A 5.8-magnitude quake hit Puerto Rico before dawn Monday, unleashing small landslides, causing power outages and severely cracking some homes. It was one of the strongest quakes yet to hit the U.S. territory that has been shaking for the past week.
There were no immediate reports of casualties.
The quake was followed by a string of smaller temblors, including another quake measured at magnitude 5 that struck later Monday, at 10:51 a.m. (1451 GMT), shaking power lines and frightening residents of southern Puerto Rico who had been waiting outside their homes due to fears the buildings were damaged and unstable.
The first quake struck at 6:32 a.m. (1032 GMT) just south of the island at a relatively shallow depth of 10 kilometres (6 miles), according to the U.S. Geological Service. There was no tsunami threat, officials said.
In the southern town of Guanica, Mayor Santos Seda told the AP that five homes collapsed, but only one of them was inhabited. No injuries had been reported.
Another 29 homes were heavily damaged, he said.
Helicopters buzzed overhead and terrified residents jumped up from their folding chairs every time the earth shook, yelling at others to stay away from power lines.
Few people dared go back inside their homes, but Jose Quinones, 54, had no choice. His 80-year-old mother had heart problems and was lying in bed.
Dozens of people in a neighbourhood called Hope in Guanica walked around with their phones and yelled out the magnitude of the latest earthquakes as they tried to calm children who were forced to open their presents on Three Kings Day, a religious holiday, on streets and sidewalks.
“This is hell,” said Alberto Rodriguez, 43, whose home collapsed on its side as the smell of gas filled the air. “We haven’t slept… you can’t remain calm here. Guanica is no longer a safe place.”
Less than a block away, Silvestre Alicea surveyed his home whose foundation collapsed on his bright blue 1977 Toyota Corolla, a prized possession.
He jumped from his balcony as the home collapsed.
Alicea had lived in New York for years until he retired to Guanica two years ago to live in the home he spent 15 years building. He doesn’t have insurance.
In this working class neighbourhood, people shared soda and snacks as they sought shelter from a harsh sun, careful to stay away from homes whose columns and foundations were heavily cracked.
Many already had bags packed in their cars with a change of clothes, food, water and medicine.
Some like Noelia De Jesus, 69, and her husband, who uses a wheelchair, didn’t know where they would spend the night. Government officials who inspected their home earlier in the morning said it was unsafe to live in and advised them to stay elsewhere.
“Everything broke, including the TV,” she said. “This is horrible.”
Puerto Rico doesn’t have a public earthquake warning system, except for sirens that are supposed to ring in case of a tsunami.
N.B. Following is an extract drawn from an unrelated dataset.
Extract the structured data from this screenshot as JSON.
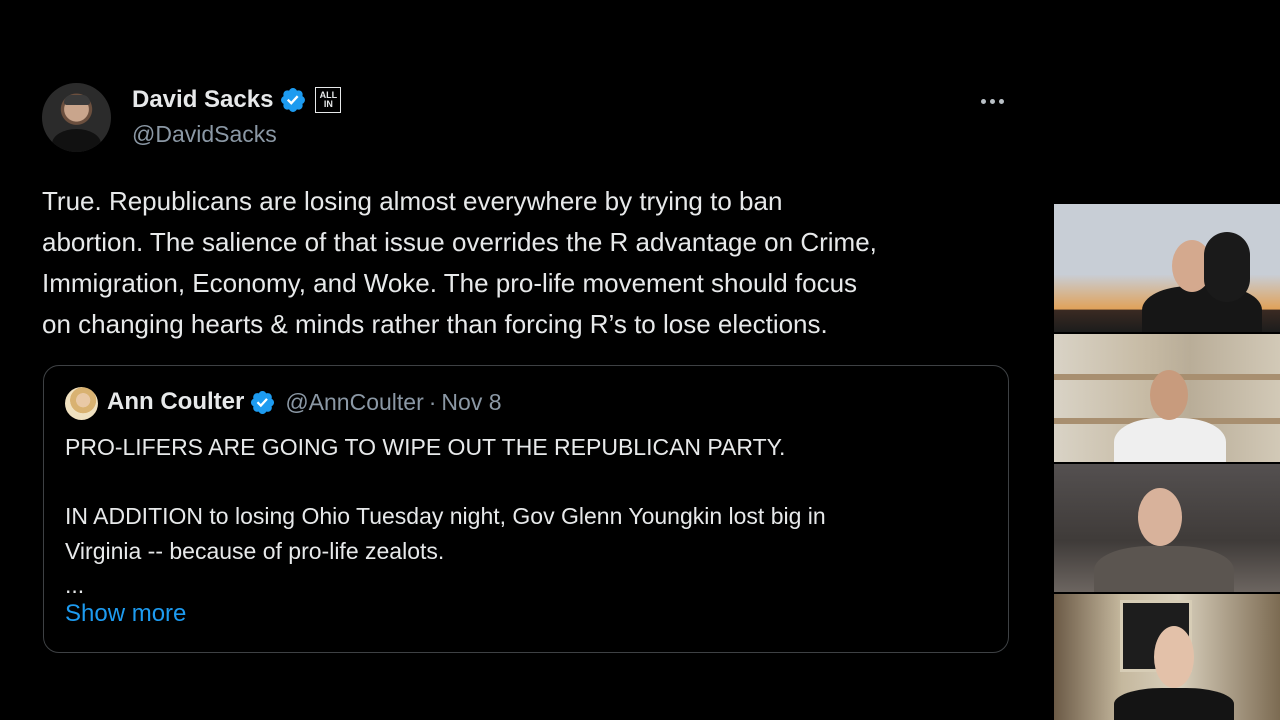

Residents in this neighbourhood criticized the government for what they believe is a lack of action.
Dr. Sindia Alvarado, who lives in the southern coastal town of Penuelas, said she was petrified.
“My entire family woke up screaming,” she said. “I though the house was going to crack in half.”
The flurry of quakes in Puerto Rico’s southern region began the night of Dec. 28, with quakes ranging in magnitude from 4.7 to 5.1. Previous quakes of lesser magnitudes in recent days have cracked homes and led to goods falling off supermarket shelves.
Victor Huerfano, director of Puerto Rico’s Seismic Network, told the AP that shallow quakes were occurring along three faults in Puerto Rico’s southwest region: Lajas Valley, Montalva Point and the Guayanilla Canyon. He said the quakes overall come as the North American plate and the Caribbean plate squeezes Puerto Rico, and that it was unclear when they would stop or if bigger quakes would occur.
One of the largest and most damaging earthquakes to hit Puerto Rico occurred in October 1918, when a 7.3-magnitude quake struck near the island’s northwest coast, unleashing a tsunami and killing 116 people.